___ Extracted records ___
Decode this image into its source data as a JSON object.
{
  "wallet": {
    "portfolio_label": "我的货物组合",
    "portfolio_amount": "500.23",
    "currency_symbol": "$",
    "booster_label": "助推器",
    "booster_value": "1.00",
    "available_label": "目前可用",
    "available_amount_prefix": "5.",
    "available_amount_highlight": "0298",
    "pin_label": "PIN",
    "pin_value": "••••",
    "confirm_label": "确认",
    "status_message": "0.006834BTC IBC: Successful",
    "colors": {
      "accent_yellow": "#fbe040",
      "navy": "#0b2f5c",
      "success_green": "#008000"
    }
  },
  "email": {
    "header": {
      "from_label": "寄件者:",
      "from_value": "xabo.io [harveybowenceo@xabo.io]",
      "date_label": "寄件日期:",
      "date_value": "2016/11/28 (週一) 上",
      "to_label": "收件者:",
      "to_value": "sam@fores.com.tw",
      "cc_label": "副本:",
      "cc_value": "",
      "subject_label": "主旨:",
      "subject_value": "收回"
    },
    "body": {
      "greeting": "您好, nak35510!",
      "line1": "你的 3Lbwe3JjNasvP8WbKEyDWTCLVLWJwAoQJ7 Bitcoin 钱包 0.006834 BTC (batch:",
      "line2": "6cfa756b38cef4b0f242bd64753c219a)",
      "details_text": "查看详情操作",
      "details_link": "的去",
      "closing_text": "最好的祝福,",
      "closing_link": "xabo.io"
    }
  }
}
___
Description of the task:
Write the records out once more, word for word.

Exercise response:
Decode this image into its source data as a JSON object.
{
  "wallet": {
    "portfolio_label": "我的货物组合",
    "portfolio_amount": "500.23",
    "currency_symbol": "$",
    "booster_label": "助推器",
    "booster_value": "1.00",
    "available_label": "目前可用",
    "available_amount_prefix": "5.",
    "available_amount_highlight": "0298",
    "pin_label": "PIN",
    "pin_value": "••••",
    "confirm_label": "确认",
    "status_message": "0.006834BTC IBC: Successful",
    "colors": {
      "accent_yellow": "#fbe040",
      "navy": "#0b2f5c",
      "success_green": "#008000"
    }
  },
  "email": {
    "header": {
      "from_label": "寄件者:",
      "from_value": "xabo.io [harveybowenceo@xabo.io]",
      "date_label": "寄件日期:",
      "date_value": "2016/11/28 (週一) 上",
      "to_label": "收件者:",
      "to_value": "sam@fores.com.tw",
      "cc_label": "副本:",
      "cc_value": "",
      "subject_label": "主旨:",
      "subject_value": "收回"
    },
    "body": {
      "greeting": "您好, nak35510!",
      "line1": "你的 3Lbwe3JjNasvP8WbKEyDWTCLVLWJwAoQJ7 Bitcoin 钱包 0.006834 BTC (batch:",
      "line2": "6cfa756b38cef4b0f242bd64753c219a)",
      "details_text": "查看详情操作",
      "details_link": "的去",
      "closing_text": "最好的祝福,",
      "closing_link": "xabo.io"
    }
  }
}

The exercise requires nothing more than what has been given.